Living in the South, I haven’t opened my own door in over a decade. If my car breaks down on the side of the road, someone will soon stop to help. If I show up to an acquaintance’s home unannounced, I know I’ll be invited to stay for dinner. In my opinion chivalry has nothing to do with sexism and everything to do with being a decent human being.
I'm happy to say chivalry in Panama is alive and well. In fact, Panama takes the Texas version of chivalry and kicks it up a notch.
Several days ago, David and I toured the GrandTower at Pacific Village in Panama City, which is a new waterfront condo building that should be ready in March of 2013. A young guy literally appeared off the street and asked for a tour. Panamanian hospitality took over, and our guide—the president of the division—invited this young man from New York to join us. It didn’t matter that our guide was a high-level executive. It didn’t matter that the young man didn’t have an appointment. It didn’t matter that the young man was dressed poorly. It didn’t matter that the young man wasn’t even a serious buyer. The young man wanted to see the building, so an invitation to join our tour was extended.
Because the building isn’t finished, we were given hard hats, but no one batted an eye at my 4-inch, open-toe-sandals. (No such thing as OSHA here.) When the service elevator stopped at the desired floor, this young New Yorker pushed past me and got off first. I was shocked. I can’t remember the last time a man had not held the door of the elevator for me and allowed me to get off first.
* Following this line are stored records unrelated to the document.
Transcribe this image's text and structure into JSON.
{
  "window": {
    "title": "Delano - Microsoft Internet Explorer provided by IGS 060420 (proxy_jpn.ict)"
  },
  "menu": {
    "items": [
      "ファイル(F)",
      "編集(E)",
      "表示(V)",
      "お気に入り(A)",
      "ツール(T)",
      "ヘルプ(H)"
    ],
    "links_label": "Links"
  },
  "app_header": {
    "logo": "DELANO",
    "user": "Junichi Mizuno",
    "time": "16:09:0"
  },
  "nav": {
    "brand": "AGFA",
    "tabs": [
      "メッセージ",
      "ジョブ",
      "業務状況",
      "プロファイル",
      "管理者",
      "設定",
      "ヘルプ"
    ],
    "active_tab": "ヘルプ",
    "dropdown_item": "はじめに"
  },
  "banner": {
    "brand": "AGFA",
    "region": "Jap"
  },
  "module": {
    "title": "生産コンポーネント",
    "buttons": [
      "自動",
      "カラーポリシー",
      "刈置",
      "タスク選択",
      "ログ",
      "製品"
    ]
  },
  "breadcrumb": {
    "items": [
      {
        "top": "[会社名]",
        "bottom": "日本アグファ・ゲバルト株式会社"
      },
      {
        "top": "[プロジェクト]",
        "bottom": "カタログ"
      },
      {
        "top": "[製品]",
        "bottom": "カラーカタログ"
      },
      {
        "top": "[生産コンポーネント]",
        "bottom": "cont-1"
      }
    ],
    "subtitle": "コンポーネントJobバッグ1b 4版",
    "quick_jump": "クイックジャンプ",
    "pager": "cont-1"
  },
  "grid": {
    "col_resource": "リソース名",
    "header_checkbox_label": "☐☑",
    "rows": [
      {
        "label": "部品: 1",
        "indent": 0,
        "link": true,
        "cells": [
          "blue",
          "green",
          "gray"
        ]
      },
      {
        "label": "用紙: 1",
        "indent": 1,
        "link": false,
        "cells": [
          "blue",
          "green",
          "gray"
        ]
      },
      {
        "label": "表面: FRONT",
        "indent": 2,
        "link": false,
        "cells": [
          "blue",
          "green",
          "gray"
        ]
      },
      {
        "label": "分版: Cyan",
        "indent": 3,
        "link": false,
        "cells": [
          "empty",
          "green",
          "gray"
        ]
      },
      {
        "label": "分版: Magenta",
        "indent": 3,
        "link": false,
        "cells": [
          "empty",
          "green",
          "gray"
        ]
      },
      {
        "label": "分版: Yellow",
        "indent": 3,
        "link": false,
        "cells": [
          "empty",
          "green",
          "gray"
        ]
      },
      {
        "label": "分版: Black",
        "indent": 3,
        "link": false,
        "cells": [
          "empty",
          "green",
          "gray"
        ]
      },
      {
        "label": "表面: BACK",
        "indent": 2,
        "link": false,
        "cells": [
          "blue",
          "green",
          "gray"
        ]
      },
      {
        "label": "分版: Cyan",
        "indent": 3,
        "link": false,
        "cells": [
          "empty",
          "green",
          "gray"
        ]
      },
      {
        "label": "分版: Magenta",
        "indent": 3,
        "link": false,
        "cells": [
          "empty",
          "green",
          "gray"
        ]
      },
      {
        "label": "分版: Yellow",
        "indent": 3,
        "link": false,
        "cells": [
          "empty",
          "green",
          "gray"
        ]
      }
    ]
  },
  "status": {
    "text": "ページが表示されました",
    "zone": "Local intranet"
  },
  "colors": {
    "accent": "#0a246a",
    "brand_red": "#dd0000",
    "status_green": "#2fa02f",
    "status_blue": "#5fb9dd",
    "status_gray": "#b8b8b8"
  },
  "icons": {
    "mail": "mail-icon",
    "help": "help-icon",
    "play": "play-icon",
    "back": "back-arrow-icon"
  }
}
But the fact that we were walking through puddles and over construction debris made it even more flabbergasting.
Being used to chivalry, I was more and more offended with each passing non-chivalrous action from our new guest. In fact, David told me “waves of hate” were rolling off of me. Hate is probably too strong of a term, but he's definitely not going to make my Christmas card list. I have been to New York plenty of times, and although chivalry may not be as prevalent as in the South, it still exists.
The beautiful thing is that the locals I was with noticed the bad behavior, and went above and beyond to overcompensate for his rudeness. In the end, Latin chivalry overcame Western rudeness.
If you’re a woman who loves chivalry, get down to Panama as soon as possible. Will you run into Westerners who don’t have a clue? Sure. But that will pale in comparison to the beautifully chivalrous way you’ll be treated by the locals.